The bill aims to reduce health care costs by allowing Medicare to negotiate prescription drug prices with the companies that manufacture them. The bill also extended tax credits associated with the Affordable Care Act for another three years. The aim is to slow the rise of inflation by reducing the costs of a major expense for millions of Americans.
The bill also contains dozens of clean-energy incentives such as tax breaks, grants and loan guarantees. Measures like buying electric vehicles, installing solar panels and using energy-efficient heat pumps can help individuals and companies save money while addressing climate change. These tax credits and deductions may lower household spending on gas and electricity bills, with the goal of limiting inflation.

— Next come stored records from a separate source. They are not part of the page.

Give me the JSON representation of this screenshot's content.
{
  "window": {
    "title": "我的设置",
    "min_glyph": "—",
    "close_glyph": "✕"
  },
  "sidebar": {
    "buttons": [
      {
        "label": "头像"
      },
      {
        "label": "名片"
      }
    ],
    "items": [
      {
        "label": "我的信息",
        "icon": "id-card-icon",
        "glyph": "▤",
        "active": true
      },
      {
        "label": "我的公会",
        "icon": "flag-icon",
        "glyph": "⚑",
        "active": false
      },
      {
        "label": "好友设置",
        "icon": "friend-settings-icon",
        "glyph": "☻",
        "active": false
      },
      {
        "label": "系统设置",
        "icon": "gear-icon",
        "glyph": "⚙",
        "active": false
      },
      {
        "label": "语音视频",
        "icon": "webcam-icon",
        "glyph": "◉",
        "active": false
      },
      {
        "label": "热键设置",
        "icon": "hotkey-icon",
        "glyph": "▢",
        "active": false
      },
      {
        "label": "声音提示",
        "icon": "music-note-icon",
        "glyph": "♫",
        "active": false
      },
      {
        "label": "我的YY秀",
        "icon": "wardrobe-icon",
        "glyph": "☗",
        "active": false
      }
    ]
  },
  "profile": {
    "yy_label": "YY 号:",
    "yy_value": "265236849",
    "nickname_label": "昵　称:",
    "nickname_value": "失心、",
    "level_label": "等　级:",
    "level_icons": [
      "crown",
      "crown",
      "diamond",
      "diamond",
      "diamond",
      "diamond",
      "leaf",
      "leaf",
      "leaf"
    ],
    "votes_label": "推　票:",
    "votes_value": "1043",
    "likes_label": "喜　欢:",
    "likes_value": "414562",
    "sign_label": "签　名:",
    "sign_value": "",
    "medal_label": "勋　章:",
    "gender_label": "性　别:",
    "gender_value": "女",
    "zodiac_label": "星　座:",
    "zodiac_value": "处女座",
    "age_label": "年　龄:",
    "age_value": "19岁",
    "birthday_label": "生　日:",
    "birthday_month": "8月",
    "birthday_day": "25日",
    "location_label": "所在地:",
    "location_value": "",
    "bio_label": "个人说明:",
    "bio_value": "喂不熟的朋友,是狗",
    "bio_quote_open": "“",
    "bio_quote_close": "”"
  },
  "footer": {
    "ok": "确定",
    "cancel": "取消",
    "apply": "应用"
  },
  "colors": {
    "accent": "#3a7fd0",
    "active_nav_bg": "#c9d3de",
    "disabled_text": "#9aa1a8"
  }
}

Stopping — or even slowing — inflation has to come from the federal level, but it’s a hotly debated topic among policymakers and economists. The U.S. Congress Joint Economic Committee Republicans recommended the following steps to slow the inflation rate:

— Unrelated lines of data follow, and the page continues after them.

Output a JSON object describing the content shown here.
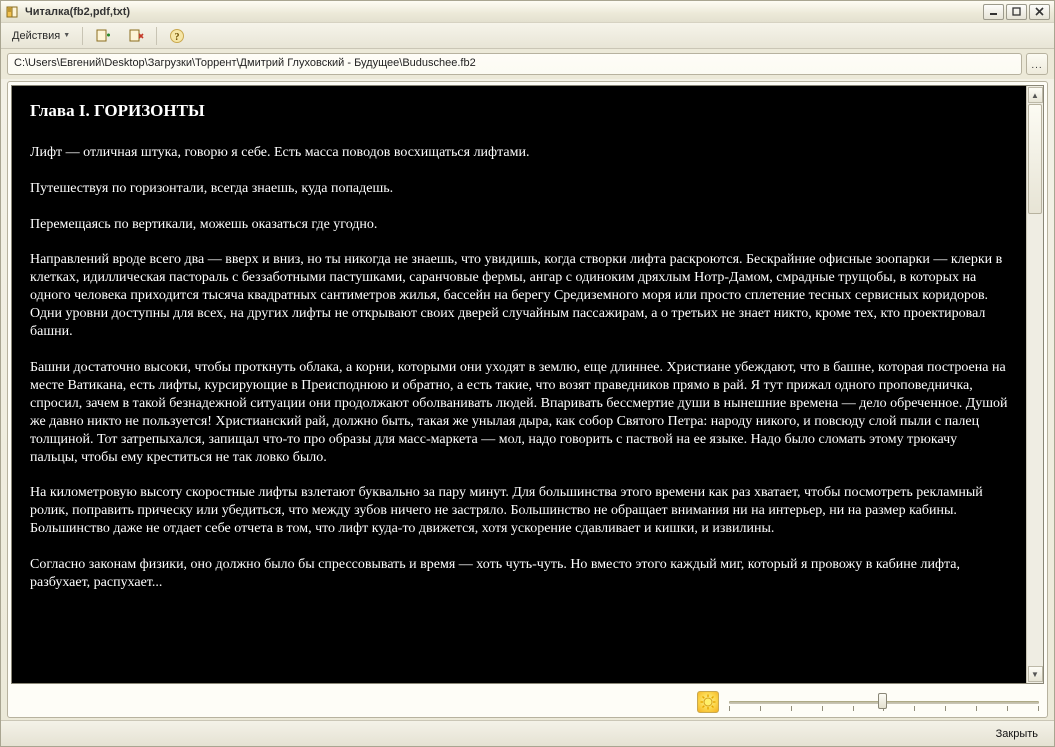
{
  "window": {
    "title": "Читалка(fb2,pdf,txt)"
  },
  "toolbar": {
    "actions_label": "Действия",
    "icon1_tip": "book-add",
    "icon2_tip": "book-remove",
    "help_tip": "help"
  },
  "pathbar": {
    "path": "C:\\Users\\Евгений\\Desktop\\Загрузки\\Торрент\\Дмитрий Глуховский - Будущее\\Buduschee.fb2",
    "browse_label": "..."
  },
  "content": {
    "heading": "Глава I. ГОРИЗОНТЫ",
    "p1": "Лифт — отличная штука, говорю я себе. Есть масса поводов восхищаться лифтами.",
    "p2": "Путешествуя по горизонтали, всегда знаешь, куда попадешь.",
    "p3": "Перемещаясь по вертикали, можешь оказаться где угодно.",
    "p4": "Направлений вроде всего два — вверх и вниз, но ты никогда не знаешь, что увидишь, когда створки лифта раскроются. Бескрайние офисные зоопарки — клерки в клетках, идиллическая пастораль с беззаботными пастушками, саранчовые фермы, ангар с одиноким дряхлым Нотр-Дамом, смрадные трущобы, в которых на одного человека приходится тысяча квадратных сантиметров жилья, бассейн на берегу Средиземного моря или просто сплетение тесных сервисных коридоров. Одни уровни доступны для всех, на других лифты не открывают своих дверей случайным пассажирам, а о третьих не знает никто, кроме тех, кто проектировал башни.",
    "p5": "Башни достаточно высоки, чтобы проткнуть облака, а корни, которыми они уходят в землю, еще длиннее. Христиане убеждают, что в башне, которая построена на месте Ватикана, есть лифты, курсирующие в Преисподнюю и обратно, а есть такие, что возят праведников прямо в рай. Я тут прижал одного проповедничка, спросил, зачем в такой безнадежной ситуации они продолжают оболванивать людей. Впаривать бессмертие души в нынешние времена — дело обреченное. Душой же давно никто не пользуется! Христианский рай, должно быть, такая же унылая дыра, как собор Святого Петра: народу никого, и повсюду слой пыли с палец толщиной. Тот затрепыхался, запищал что-то про образы для масс-маркета — мол, надо говорить с паствой на ее языке. Надо было сломать этому трюкачу пальцы, чтобы ему креститься не так ловко было.",
    "p6": "На километровую высоту скоростные лифты взлетают буквально за пару минут. Для большинства этого времени как раз хватает, чтобы посмотреть рекламный ролик, поправить прическу или убедиться, что между зубов ничего не застряло. Большинство не обращает внимания ни на интерьер, ни на размер кабины. Большинство даже не отдает себе отчета в том, что лифт куда-то движется, хотя ускорение сдавливает и кишки, и извилины.",
    "p7": "Согласно законам физики, оно должно было бы спрессовывать и время — хоть чуть-чуть. Но вместо этого каждый миг, который я провожу в кабине лифта, разбухает, распухает..."
  },
  "footer": {
    "close_label": "Закрыть"
  }
}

Decreasing regulations on energy, housing and other industries could reduce business costs, causing them to reduce prices.
Steps like reforming occupational license requirements and reducing or eliminating certain tax breaks may encourage workers to return to the labor force.
The committee suggested that reducing the amount of money the government spends would slow demand and increase confidence that the federal government can manage its budget and pay down the deficit.
Inflation can seem like a very abstract concept, but rising prices will directly impact your everyday spending. As inflation increases, you’ll find that your paycheck doesn’t go as far as it once did because everything is more expensive.
For example, let’s say you earned an annual salary of $40,000 from your job in 2017. Thanks to inflation, you’d have to earn $48,419.60 in 2023 to have the same buying power. That’s a 21% difference in salary. If your salary hasn’t increased, though, you may have to trim your budget or look for other sources of income to maintain the same standard of living.
You can use the inflation calculator to see how inflation affects your income and cost of living.
If you’re worried about inflation, you can protect yourself with the following measures:
Typical savings accounts pay very low annual percentage yields (APYs). But with a high-yield savings account, you can earn much more interest on your money.
Periodically review your bank and credit card statements and look for expenses you can trim. Canceling unused streaming services and app subscriptions are common ways to save money.
To combat inflation, you need the stock market to do some of the hard work for you. Although the stock market can fluctuate, it has historically provided returns that outpace inflation rates. And with Acorns Invest, you can invest for your future with investment portfolios tailored to your needs.
This material has been presented for informational and educational purposes only. The views expressed in the articles above are generalized and may not be appropriate for all investors. The information contained in this article should not be construed as, and may not be used in connection with, an offer to sell, or a solicitation of an offer to buy or hold, an interest in any security or investment product. There is no guarantee that past performance will recur or result in a positive outcome. Carefully consider your financial situation, including investment objective, time horizon, risk tolerance, and fees prior to making any investment decisions. No level of diversification or asset allocation can ensure profits or guarantee against losses. Article contributors are not affiliated with Acorns Advisers, LLC. and do not provide investment advice to Acorns’ clients. Acorns is not engaged in rendering tax, legal or accounting advice. Please consult a qualified professional for this type of service.